Give back nothing but the number of lines in these entries that contain the word "Setting".

═════ Information shown ═════

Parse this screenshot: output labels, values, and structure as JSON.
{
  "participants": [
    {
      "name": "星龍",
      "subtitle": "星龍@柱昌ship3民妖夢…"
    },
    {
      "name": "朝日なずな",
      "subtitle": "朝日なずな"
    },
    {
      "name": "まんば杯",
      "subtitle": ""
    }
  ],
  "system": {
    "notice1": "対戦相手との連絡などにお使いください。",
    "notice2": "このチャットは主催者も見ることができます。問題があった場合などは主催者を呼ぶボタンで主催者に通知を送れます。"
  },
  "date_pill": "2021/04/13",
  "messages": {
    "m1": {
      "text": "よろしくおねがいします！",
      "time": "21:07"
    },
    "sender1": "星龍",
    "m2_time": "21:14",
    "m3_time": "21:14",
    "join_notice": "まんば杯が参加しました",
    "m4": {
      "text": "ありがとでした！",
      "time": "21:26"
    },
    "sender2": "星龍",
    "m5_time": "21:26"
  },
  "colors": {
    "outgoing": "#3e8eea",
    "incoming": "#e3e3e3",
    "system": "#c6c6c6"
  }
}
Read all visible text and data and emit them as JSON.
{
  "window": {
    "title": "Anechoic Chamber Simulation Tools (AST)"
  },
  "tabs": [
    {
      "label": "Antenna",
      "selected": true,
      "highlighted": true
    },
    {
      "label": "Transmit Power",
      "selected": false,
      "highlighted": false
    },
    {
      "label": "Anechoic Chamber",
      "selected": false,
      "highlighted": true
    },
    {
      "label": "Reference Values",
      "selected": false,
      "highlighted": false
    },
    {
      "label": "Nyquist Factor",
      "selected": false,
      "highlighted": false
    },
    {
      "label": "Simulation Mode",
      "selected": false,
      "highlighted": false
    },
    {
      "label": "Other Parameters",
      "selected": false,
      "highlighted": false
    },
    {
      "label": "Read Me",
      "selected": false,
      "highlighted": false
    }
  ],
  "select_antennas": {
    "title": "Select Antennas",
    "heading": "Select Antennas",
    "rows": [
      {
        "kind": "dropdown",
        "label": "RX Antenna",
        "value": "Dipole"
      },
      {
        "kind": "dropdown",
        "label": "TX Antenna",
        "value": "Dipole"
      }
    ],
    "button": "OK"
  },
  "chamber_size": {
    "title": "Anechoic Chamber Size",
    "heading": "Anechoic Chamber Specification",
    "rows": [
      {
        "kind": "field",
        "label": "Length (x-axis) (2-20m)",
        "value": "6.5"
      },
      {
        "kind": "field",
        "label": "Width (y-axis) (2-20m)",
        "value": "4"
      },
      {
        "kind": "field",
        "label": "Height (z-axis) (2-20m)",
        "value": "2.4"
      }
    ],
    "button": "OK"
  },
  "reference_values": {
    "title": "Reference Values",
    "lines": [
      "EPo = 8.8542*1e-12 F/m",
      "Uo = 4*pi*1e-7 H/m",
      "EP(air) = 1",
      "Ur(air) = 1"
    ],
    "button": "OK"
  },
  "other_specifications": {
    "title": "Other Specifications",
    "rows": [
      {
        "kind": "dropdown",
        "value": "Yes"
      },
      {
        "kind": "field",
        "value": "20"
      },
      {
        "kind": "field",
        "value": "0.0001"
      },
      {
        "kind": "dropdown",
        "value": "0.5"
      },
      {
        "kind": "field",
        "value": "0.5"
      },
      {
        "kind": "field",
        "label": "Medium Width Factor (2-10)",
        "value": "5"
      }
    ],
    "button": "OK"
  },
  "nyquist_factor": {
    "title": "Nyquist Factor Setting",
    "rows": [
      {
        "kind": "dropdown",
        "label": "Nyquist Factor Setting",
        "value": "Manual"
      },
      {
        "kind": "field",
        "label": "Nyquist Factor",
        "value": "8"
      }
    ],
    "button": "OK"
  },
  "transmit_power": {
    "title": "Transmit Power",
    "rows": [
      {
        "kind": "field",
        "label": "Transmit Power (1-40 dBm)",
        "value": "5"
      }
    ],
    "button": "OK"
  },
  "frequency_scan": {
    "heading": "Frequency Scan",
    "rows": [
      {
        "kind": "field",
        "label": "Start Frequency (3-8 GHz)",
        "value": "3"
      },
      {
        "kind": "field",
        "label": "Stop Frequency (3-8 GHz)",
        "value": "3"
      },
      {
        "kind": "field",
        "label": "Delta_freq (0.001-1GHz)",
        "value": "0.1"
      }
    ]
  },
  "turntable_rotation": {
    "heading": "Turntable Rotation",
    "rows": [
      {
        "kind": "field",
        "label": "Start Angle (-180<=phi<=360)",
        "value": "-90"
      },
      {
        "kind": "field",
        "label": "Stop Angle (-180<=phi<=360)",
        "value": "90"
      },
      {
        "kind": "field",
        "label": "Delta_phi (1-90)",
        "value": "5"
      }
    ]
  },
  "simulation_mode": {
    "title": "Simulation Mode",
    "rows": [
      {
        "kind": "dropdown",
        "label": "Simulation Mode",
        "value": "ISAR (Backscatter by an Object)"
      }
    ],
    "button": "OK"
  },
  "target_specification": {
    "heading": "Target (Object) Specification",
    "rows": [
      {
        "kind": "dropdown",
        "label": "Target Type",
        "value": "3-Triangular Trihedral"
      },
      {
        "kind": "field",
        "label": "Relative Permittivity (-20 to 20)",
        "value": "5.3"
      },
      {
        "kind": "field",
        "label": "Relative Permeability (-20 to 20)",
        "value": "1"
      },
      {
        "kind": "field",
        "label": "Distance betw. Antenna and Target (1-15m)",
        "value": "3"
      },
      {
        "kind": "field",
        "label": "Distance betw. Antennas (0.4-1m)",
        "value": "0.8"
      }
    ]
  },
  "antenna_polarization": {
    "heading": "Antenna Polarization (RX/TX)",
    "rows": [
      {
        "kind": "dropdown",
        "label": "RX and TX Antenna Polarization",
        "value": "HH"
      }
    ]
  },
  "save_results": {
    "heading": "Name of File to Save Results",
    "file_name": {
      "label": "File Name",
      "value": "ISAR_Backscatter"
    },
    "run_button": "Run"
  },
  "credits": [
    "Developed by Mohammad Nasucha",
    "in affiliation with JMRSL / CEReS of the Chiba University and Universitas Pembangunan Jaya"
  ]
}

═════

> _Problem solution_: 2